The last time I was here was about three years ago, when my mother and I spent a long weekend tracking down the apartment buildings we used to live in.
It was the first time I had ever heard her speak Dutch!
(she always claimed that she couldn’t learn it.)
I’m a little in love with all the houseboats. And the idea of spending the afternoon curled up in a couch on top of one, with my dog running around barking at passing ducks.
I had lunch on the terrace of a café which had tables spilling right out to the edge of the canal, all shaded by trees and those tall, skinny crowded houses. The only sounds in the air were paddleboats on splashing on the water and sparrows in the trees.
After a while, you get used to just following your feet. Straight down a nice block, then trail an interesting bit of graffiti, left once you smell the bakery around the corner, maybe bank right if you hear the cheering from a sports pub, now you’ve turned around because you just liked the type of light down an alley.
I stumbled across a café which looked like a vintage store, or a vintage store that looked like a café, all boxes of knickknacks outside and scarves hanging off the door, with thick wooden beams holding up the crumbling facade. Inside, an older woman peered at me briefly from behind a cloud of smoke, then went back to her computer with a huff. There was only a table or two, and a slap-dash second-story loft which creeked ominously as I walked on it. Everything was old plastic toys, tiny spools of threads, Javanese figurines, and mismatched silver cutlery.
A few blocks later, I sat down for a glass of sangria and the waiter meandered over to chat.
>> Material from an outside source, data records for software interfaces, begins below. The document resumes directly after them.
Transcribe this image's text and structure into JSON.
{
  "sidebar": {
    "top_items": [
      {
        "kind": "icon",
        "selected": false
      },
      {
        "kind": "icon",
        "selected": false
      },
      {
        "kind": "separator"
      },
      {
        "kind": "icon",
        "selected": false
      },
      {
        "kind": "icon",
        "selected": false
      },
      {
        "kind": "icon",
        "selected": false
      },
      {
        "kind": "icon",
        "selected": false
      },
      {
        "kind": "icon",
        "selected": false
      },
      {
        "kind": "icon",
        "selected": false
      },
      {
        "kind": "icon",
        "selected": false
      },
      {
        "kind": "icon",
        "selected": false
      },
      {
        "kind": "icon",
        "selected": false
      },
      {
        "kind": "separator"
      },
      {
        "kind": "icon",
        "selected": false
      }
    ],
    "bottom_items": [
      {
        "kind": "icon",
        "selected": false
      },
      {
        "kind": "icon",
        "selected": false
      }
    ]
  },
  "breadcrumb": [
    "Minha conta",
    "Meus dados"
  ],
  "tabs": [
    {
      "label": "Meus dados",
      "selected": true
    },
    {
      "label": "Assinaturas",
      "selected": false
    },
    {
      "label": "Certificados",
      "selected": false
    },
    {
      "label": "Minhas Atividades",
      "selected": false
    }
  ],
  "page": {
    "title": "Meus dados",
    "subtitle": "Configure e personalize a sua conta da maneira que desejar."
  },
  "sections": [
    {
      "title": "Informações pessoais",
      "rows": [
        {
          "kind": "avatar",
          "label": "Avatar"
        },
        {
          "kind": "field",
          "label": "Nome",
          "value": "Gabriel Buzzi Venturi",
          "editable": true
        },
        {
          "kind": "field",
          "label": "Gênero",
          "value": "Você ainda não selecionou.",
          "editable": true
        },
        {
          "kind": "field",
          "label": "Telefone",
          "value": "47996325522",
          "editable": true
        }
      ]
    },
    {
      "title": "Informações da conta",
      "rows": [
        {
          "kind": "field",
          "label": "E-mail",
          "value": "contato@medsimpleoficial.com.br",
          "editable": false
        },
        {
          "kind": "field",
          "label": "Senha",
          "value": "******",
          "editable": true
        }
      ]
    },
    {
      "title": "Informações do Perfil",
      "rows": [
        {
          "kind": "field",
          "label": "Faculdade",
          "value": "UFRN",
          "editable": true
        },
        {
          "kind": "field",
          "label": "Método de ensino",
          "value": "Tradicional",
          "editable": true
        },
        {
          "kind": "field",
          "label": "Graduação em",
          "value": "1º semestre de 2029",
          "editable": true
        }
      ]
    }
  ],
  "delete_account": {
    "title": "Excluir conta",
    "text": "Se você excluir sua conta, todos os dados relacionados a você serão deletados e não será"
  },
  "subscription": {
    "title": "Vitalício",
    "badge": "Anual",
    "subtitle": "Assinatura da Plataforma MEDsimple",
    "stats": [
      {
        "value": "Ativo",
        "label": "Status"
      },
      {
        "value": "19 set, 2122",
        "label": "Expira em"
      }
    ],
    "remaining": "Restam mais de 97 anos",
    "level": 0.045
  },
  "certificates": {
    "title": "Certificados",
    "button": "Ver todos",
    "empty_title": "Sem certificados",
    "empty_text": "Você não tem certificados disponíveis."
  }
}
It was such a lazy day that all anyone wanted to do was lounge outside.
I wonder what it’s like to live in a lopsided house?
Closer to the Dam, the fashionable young designers and artists of the Jordaan were replaced by squatter punks and blazed tourists, the latter all draped over chairs in front of cafés smoking and heading to the Red Light district.
A good use of a lazy day.